"Tobacco hornworms have several natural enemies, including vertebrate species that feed on caterpillars, such as birds and small mammals, and insects like lacewing and lady beetle larvae that consume the eggs and early instar larvae. Wasps are a common predator of hornworms. Paper wasps and other insects that provision prey for their young will take hornworms from the host plant, paralyze them, and place them into the nest cells containing the wasp’s eggs as a future food source. 

Parasitoid wasps, like Cotesia congregata, use hornworms as a food source for their developing young. These wasps deposit their eggs inside the hornworm’s body and the larval wasps develop within the caterpillar, feeding on it as they progress through their life cycle. When pupation takes place, the immature wasps spin small, white, silken cocoons that protrude from the body of the still-living caterpillar. The cocoon-covered hornworms are a sight of great interest in the garden, and many fear that the parasitized caterpillars will have a negative impact on their garden. In fact, the opposite is true because the hornworm will eventually die and several adult wasps will emerge, mate, and seek out additional hornworm hosts for their eggs."

Revenge of a parasitoid wasp - REK

So fear not, defend your tomato plants with a clear conscious.

Saturday, August 21, 2021

Cicada Emerging

Not an Alien  -  Frank Johnson
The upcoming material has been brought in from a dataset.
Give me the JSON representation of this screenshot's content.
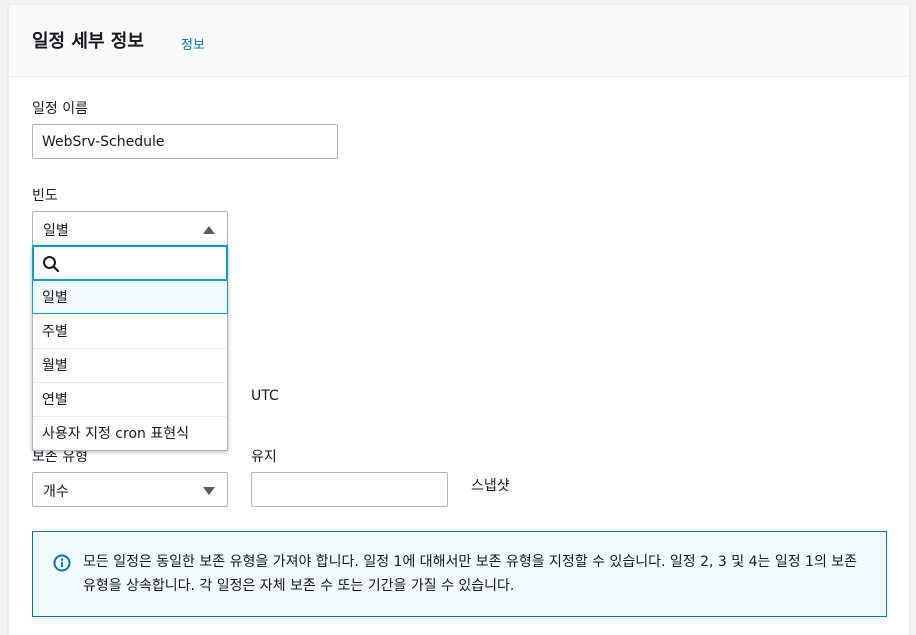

There are two predictable events in August, cicada appearance and the emergence of their photographers.  Frank Johnson started this year's cycle with his dramatic photograph above of cicada eclosing, looking like it came out of a space movie.  Most species are green the first few hours, darkening as the air dry their wings and bodies.

Next Su Lyn Rogers sent me this beauty.  When she initially found it on a 10 PM dog walk, it was a newly-emerged cicada crawling on the sidewalk. She says:

"Under the porch light, I could see that it was still wearing some of the soil from its underground stage that had lasted for at least two years. I recorded some videos, then left it outside on a birdhouse on my bench intending to check on its progress later."

She sent this video as it crawled around, looking for a place to eclose.

Freshly eclosed  - Su Lyn Rogers

When she returned later it had completed molting.  MDC Discover Nature has descriptions of the different annual species which we can't identify with this fresh specimen until it dries out.

These are called annual cicada as they appear every August and September, unlike the 13 and 17 year periodic cicada which get all the glory in the press.  This however is deceiving as the life cycle of an individual is over two to five years.  

Also known as "dog day cicadas" they are members of the genus Tibicen, named for their abundance in late August through September in the hottest times.  They make a buzzing sound when they take off on short flights when disturbed and create a loud grating sound when held.  Only the males sing and each species has a distinctive sound, giving them names like "buzz saw" and "scissor grinder" which you can hear at this link.
 
Like their periodic cousins, they lay their eggs on twigs and the larvae emerge, leap off into space and land on the ground where they dig in.  They then burrow into roots to suck sap for the next few years until they mature and emerge, crawling up a tree or post and hanging on tight while the adult emerges and flies off, leaving the empty shell of dried skin to puzzle or delight a lucky child.  These cicada appear to be annual because each year some are emerging and mating.
 
Cicada Killer - Larry Wegmann
 
They are soft and juicy when they first emerge, hardening over 30 minutes.  As they hang on trees they are vulnerable to a specialized predator, the cicada killer wasps.  This is Sphecius specious, the largest wasp in North America.  Although fearsome in appearance, it saves its sting for a cicada to haul off to feed its young as described
in this past blog.  The female can carry a cicada twice its size!

Copperhead fast food - Charlton McDaniel in Tulsa World
 
Cicada's also face another predator, copperhead snakes.  They will climb trees to find these tasty morsels.  This blog has more information and these incredible photos like the one above from the Tulsa World  are worth a visit.